English is the global scientific language – and has been for some time. That much is obvious. What is not so obvious is why. Although Scientific Babel is presented as a history of the very idea of a global scientific language, Michael Gordin, a Princeton-based historian of 19th- and 20th-century physical sciences, is really interested in fathoming the ascendancy of English. Nowadays, Spanish is actually the European language with the most native speakers, but English has the most second-language speakers. And that’s what counts when it comes to being the global scientific language. Indeed, Spanish was never a serious contender in the global scientific sweepstakes.
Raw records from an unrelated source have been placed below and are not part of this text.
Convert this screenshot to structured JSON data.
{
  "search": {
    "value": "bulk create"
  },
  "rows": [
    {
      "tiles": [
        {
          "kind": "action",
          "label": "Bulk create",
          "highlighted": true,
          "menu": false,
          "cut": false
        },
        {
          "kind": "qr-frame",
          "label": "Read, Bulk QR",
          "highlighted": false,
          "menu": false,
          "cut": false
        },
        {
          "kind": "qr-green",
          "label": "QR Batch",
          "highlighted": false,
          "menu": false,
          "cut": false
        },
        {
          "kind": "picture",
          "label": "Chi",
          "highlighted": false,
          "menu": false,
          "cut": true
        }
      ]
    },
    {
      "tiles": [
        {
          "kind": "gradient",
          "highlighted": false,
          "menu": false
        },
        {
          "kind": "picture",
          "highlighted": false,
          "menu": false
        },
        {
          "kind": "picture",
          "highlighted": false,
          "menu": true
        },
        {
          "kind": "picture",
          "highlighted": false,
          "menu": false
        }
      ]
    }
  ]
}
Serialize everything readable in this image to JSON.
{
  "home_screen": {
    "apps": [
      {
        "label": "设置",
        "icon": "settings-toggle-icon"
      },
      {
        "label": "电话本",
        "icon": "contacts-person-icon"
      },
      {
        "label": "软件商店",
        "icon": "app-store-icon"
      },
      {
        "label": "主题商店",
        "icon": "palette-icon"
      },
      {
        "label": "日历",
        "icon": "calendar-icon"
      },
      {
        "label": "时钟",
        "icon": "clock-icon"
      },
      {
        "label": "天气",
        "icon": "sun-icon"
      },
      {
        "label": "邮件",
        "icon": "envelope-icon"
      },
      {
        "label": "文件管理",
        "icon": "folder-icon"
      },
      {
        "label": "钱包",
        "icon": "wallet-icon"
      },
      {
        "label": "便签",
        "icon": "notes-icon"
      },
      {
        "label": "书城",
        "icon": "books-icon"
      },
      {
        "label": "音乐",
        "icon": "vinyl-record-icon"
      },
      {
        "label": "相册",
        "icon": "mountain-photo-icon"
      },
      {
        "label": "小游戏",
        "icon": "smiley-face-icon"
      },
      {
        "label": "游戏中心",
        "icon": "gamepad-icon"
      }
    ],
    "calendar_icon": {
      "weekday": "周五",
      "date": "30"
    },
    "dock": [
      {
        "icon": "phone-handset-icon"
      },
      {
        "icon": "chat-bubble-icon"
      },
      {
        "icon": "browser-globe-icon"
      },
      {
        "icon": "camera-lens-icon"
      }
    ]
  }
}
Gordin has not been alone in trying to explain the rise of scientific English. Scott Montgomery, a scientifically trained professional translator, has published a couple of books devoted to this theme that complement Gordin’s: Science in Translation and Does Science Need a Global Language? Whereas Montgomery treats East and West